**WHAT THE TASK ASKS**
What you return must match the records word for word, except that images are dropped.

————————

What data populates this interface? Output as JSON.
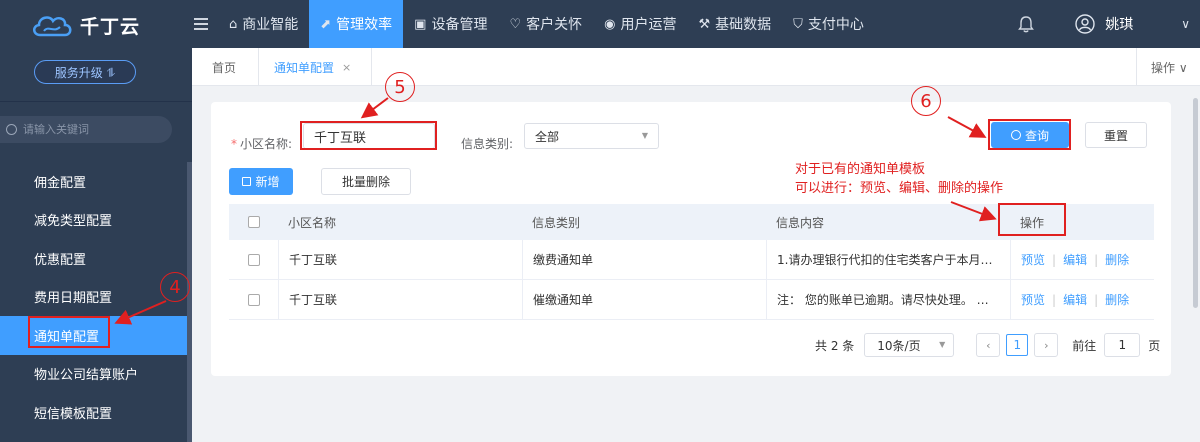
{
  "brand": {
    "name": "千丁云"
  },
  "sidebar": {
    "upgrade_label": "服务升级 ⥮",
    "search_placeholder": "请输入关键词",
    "items": [
      {
        "label": "佣金配置"
      },
      {
        "label": "减免类型配置"
      },
      {
        "label": "优惠配置"
      },
      {
        "label": "费用日期配置"
      },
      {
        "label": "通知单配置"
      },
      {
        "label": "物业公司结算账户"
      },
      {
        "label": "短信模板配置"
      }
    ]
  },
  "topnav": {
    "items": [
      {
        "label": "商业智能",
        "icon": "building-icon"
      },
      {
        "label": "管理效率",
        "icon": "chart-icon"
      },
      {
        "label": "设备管理",
        "icon": "device-icon"
      },
      {
        "label": "客户关怀",
        "icon": "heart-icon"
      },
      {
        "label": "用户运营",
        "icon": "user-ops-icon"
      },
      {
        "label": "基础数据",
        "icon": "wrench-icon"
      },
      {
        "label": "支付中心",
        "icon": "shield-icon"
      }
    ],
    "user_name": "姚琪"
  },
  "tabs": {
    "home": "首页",
    "active": "通知单配置",
    "close": "×",
    "ops": "操作 ∨"
  },
  "filters": {
    "community_label": "小区名称:",
    "community_value": "千丁互联",
    "type_label": "信息类别:",
    "type_value": "全部",
    "query_label": "查询",
    "reset_label": "重置"
  },
  "actions": {
    "add_label": "新增",
    "bulk_delete_label": "批量删除"
  },
  "table": {
    "headers": {
      "name": "小区名称",
      "type": "信息类别",
      "content": "信息内容",
      "ops": "操作"
    },
    "rows": [
      {
        "name": "千丁互联",
        "type": "缴费通知单",
        "content": "1.请办理银行代扣的住宅类客户于本月…"
      },
      {
        "name": "千丁互联",
        "type": "催缴通知单",
        "content": "注： 您的账单已逾期。请尽快处理。 …"
      }
    ],
    "op_preview": "预览",
    "op_edit": "编辑",
    "op_delete": "删除",
    "sep": "|"
  },
  "pagination": {
    "total": "共 2 条",
    "page_size": "10条/页",
    "current": "1",
    "goto_label": "前往",
    "goto_value": "1",
    "page_unit": "页"
  },
  "annotations": {
    "n4": "4",
    "n5": "5",
    "n6": "6",
    "note_line1": "对于已有的通知单模板",
    "note_line2": "可以进行：预览、编辑、删除的操作"
  }
}
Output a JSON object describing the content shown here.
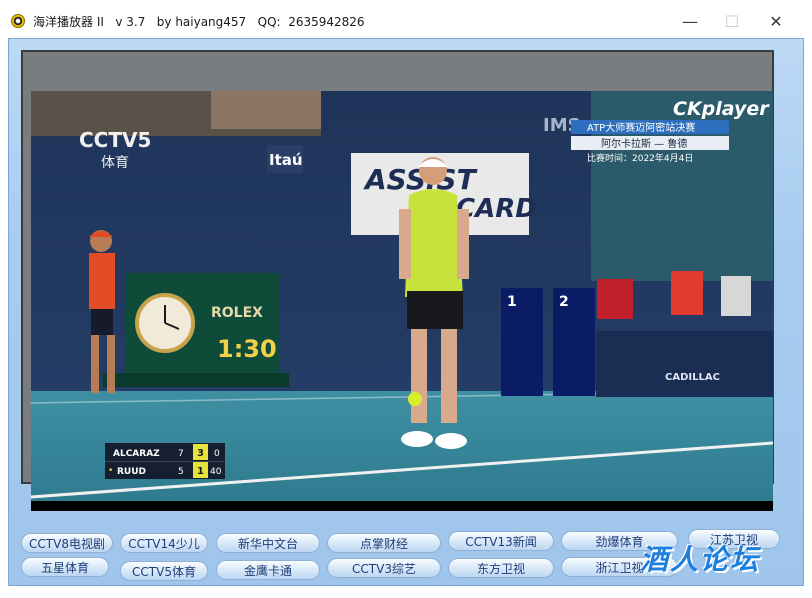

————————

**ANSWER BELOW**
What data populates this interface? Output as JSON.
{
  "brand": {
    "name": "千丁云"
  },
  "sidebar": {
    "upgrade_label": "服务升级 ⥮",
    "search_placeholder": "请输入关键词",
    "items": [
      {
        "label": "佣金配置"
      },
      {
        "label": "减免类型配置"
      },
      {
        "label": "优惠配置"
      },
      {
        "label": "费用日期配置"
      },
      {
        "label": "通知单配置"
      },
      {
        "label": "物业公司结算账户"
      },
      {
        "label": "短信模板配置"
      }
    ]
  },
  "topnav": {
    "items": [
      {
        "label": "商业智能",
        "icon": "building-icon"
      },
      {
        "label": "管理效率",
        "icon": "chart-icon"
      },
      {
        "label": "设备管理",
        "icon": "device-icon"
      },
      {
        "label": "客户关怀",
        "icon": "heart-icon"
      },
      {
        "label": "用户运营",
        "icon": "user-ops-icon"
      },
      {
        "label": "基础数据",
        "icon": "wrench-icon"
      },
      {
        "label": "支付中心",
        "icon": "shield-icon"
      }
    ],
    "user_name": "姚琪"
  },
  "tabs": {
    "home": "首页",
    "active": "通知单配置",
    "close": "×",
    "ops": "操作 ∨"
  },
  "filters": {
    "community_label": "小区名称:",
    "community_value": "千丁互联",
    "type_label": "信息类别:",
    "type_value": "全部",
    "query_label": "查询",
    "reset_label": "重置"
  },
  "actions": {
    "add_label": "新增",
    "bulk_delete_label": "批量删除"
  },
  "table": {
    "headers": {
      "name": "小区名称",
      "type": "信息类别",
      "content": "信息内容",
      "ops": "操作"
    },
    "rows": [
      {
        "name": "千丁互联",
        "type": "缴费通知单",
        "content": "1.请办理银行代扣的住宅类客户于本月…"
      },
      {
        "name": "千丁互联",
        "type": "催缴通知单",
        "content": "注： 您的账单已逾期。请尽快处理。 …"
      }
    ],
    "op_preview": "预览",
    "op_edit": "编辑",
    "op_delete": "删除",
    "sep": "|"
  },
  "pagination": {
    "total": "共 2 条",
    "page_size": "10条/页",
    "current": "1",
    "goto_label": "前往",
    "goto_value": "1",
    "page_unit": "页"
  },
  "annotations": {
    "n4": "4",
    "n5": "5",
    "n6": "6",
    "note_line1": "对于已有的通知单模板",
    "note_line2": "可以进行：预览、编辑、删除的操作"
  }
}
Output a JSON object describing the content shown here.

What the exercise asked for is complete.